───── Records supplied

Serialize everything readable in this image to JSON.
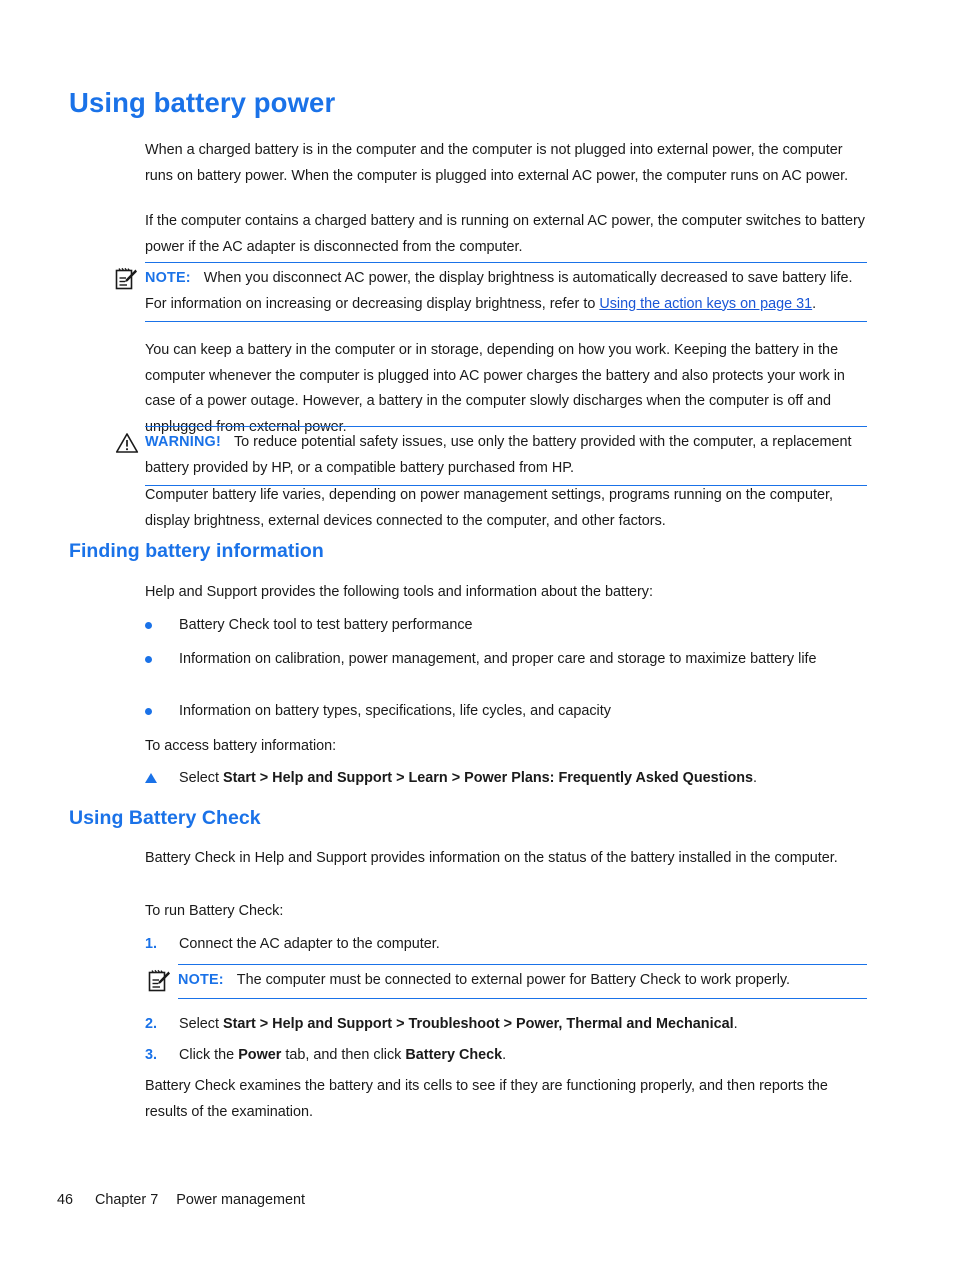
{
  "document": {
    "title": "Using battery power"
  },
  "headings": {
    "h1": "Using battery power",
    "finding": "Finding battery information",
    "battery_check": "Using Battery Check"
  },
  "paragraphs": {
    "p1": "When a charged battery is in the computer and the computer is not plugged into external power, the computer runs on battery power. When the computer is plugged into external AC power, the computer runs on AC power.",
    "p2": "If the computer contains a charged battery and is running on external AC power, the computer switches to battery power if the AC adapter is disconnected from the computer.",
    "p3": "You can keep a battery in the computer or in storage, depending on how you work. Keeping the battery in the computer whenever the computer is plugged into AC power charges the battery and also protects your work in case of a power outage. However, a battery in the computer slowly discharges when the computer is off and unplugged from external power.",
    "p4": "Computer battery life varies, depending on power management settings, programs running on the computer, display brightness, external devices connected to the computer, and other factors.",
    "p5": "Help and Support provides the following tools and information about the battery:",
    "p6": "To access battery information:",
    "p7": "Battery Check in Help and Support provides information on the status of the battery installed in the computer.",
    "p8": "To run Battery Check:",
    "p9": "Battery Check examines the battery and its cells to see if they are functioning properly, and then reports the results of the examination."
  },
  "note1": {
    "icon": "note-pad-pencil-icon",
    "label": "NOTE:",
    "text_before_link": "When you disconnect AC power, the display brightness is automatically decreased to save battery life. For information on increasing or decreasing display brightness, refer to ",
    "link_text": "Using the action keys on page 31",
    "text_after_link": "."
  },
  "warning": {
    "icon": "warning-triangle-icon",
    "label": "WARNING!",
    "text": "To reduce potential safety issues, use only the battery provided with the computer, a replacement battery provided by HP, or a compatible battery purchased from HP."
  },
  "note2": {
    "icon": "note-pad-pencil-icon",
    "label": "NOTE:",
    "text": "The computer must be connected to external power for Battery Check to work properly."
  },
  "bullets": [
    "Battery Check tool to test battery performance",
    "Information on calibration, power management, and proper care and storage to maximize battery life",
    "Information on battery types, specifications, life cycles, and capacity"
  ],
  "access_step": {
    "marker": "triangle-bullet",
    "prefix": "Select ",
    "bold": "Start > Help and Support > Learn > Power Plans: Frequently Asked Questions",
    "suffix": "."
  },
  "steps": [
    {
      "number": "1.",
      "prefix": "Connect the AC adapter to the computer.",
      "bold": "",
      "middle": "",
      "bold2": "",
      "suffix": ""
    },
    {
      "number": "2.",
      "prefix": "Select ",
      "bold": "Start > Help and Support > Troubleshoot > Power, Thermal and Mechanical",
      "middle": "",
      "bold2": "",
      "suffix": "."
    },
    {
      "number": "3.",
      "prefix": "Click the ",
      "bold": "Power",
      "middle": " tab, and then click ",
      "bold2": "Battery Check",
      "suffix": "."
    }
  ],
  "footer": {
    "page_number": "46",
    "chapter": "Chapter 7",
    "chapter_title": "Power management"
  },
  "colors": {
    "accent_blue": "#1a72e8",
    "link_blue": "#1a56d6",
    "body_text": "#1a1a1a",
    "page_background": "#ffffff"
  }
}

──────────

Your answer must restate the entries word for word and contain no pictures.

Serialize everything readable in this image to JSON.
{
  "document": {
    "title": "Using battery power"
  },
  "headings": {
    "h1": "Using battery power",
    "finding": "Finding battery information",
    "battery_check": "Using Battery Check"
  },
  "paragraphs": {
    "p1": "When a charged battery is in the computer and the computer is not plugged into external power, the computer runs on battery power. When the computer is plugged into external AC power, the computer runs on AC power.",
    "p2": "If the computer contains a charged battery and is running on external AC power, the computer switches to battery power if the AC adapter is disconnected from the computer.",
    "p3": "You can keep a battery in the computer or in storage, depending on how you work. Keeping the battery in the computer whenever the computer is plugged into AC power charges the battery and also protects your work in case of a power outage. However, a battery in the computer slowly discharges when the computer is off and unplugged from external power.",
    "p4": "Computer battery life varies, depending on power management settings, programs running on the computer, display brightness, external devices connected to the computer, and other factors.",
    "p5": "Help and Support provides the following tools and information about the battery:",
    "p6": "To access battery information:",
    "p7": "Battery Check in Help and Support provides information on the status of the battery installed in the computer.",
    "p8": "To run Battery Check:",
    "p9": "Battery Check examines the battery and its cells to see if they are functioning properly, and then reports the results of the examination."
  },
  "note1": {
    "icon": "note-pad-pencil-icon",
    "label": "NOTE:",
    "text_before_link": "When you disconnect AC power, the display brightness is automatically decreased to save battery life. For information on increasing or decreasing display brightness, refer to ",
    "link_text": "Using the action keys on page 31",
    "text_after_link": "."
  },
  "warning": {
    "icon": "warning-triangle-icon",
    "label": "WARNING!",
    "text": "To reduce potential safety issues, use only the battery provided with the computer, a replacement battery provided by HP, or a compatible battery purchased from HP."
  },
  "note2": {
    "icon": "note-pad-pencil-icon",
    "label": "NOTE:",
    "text": "The computer must be connected to external power for Battery Check to work properly."
  },
  "bullets": [
    "Battery Check tool to test battery performance",
    "Information on calibration, power management, and proper care and storage to maximize battery life",
    "Information on battery types, specifications, life cycles, and capacity"
  ],
  "access_step": {
    "marker": "triangle-bullet",
    "prefix": "Select ",
    "bold": "Start > Help and Support > Learn > Power Plans: Frequently Asked Questions",
    "suffix": "."
  },
  "steps": [
    {
      "number": "1.",
      "prefix": "Connect the AC adapter to the computer.",
      "bold": "",
      "middle": "",
      "bold2": "",
      "suffix": ""
    },
    {
      "number": "2.",
      "prefix": "Select ",
      "bold": "Start > Help and Support > Troubleshoot > Power, Thermal and Mechanical",
      "middle": "",
      "bold2": "",
      "suffix": "."
    },
    {
      "number": "3.",
      "prefix": "Click the ",
      "bold": "Power",
      "middle": " tab, and then click ",
      "bold2": "Battery Check",
      "suffix": "."
    }
  ],
  "footer": {
    "page_number": "46",
    "chapter": "Chapter 7",
    "chapter_title": "Power management"
  },
  "colors": {
    "accent_blue": "#1a72e8",
    "link_blue": "#1a56d6",
    "body_text": "#1a1a1a",
    "page_background": "#ffffff"
  }
}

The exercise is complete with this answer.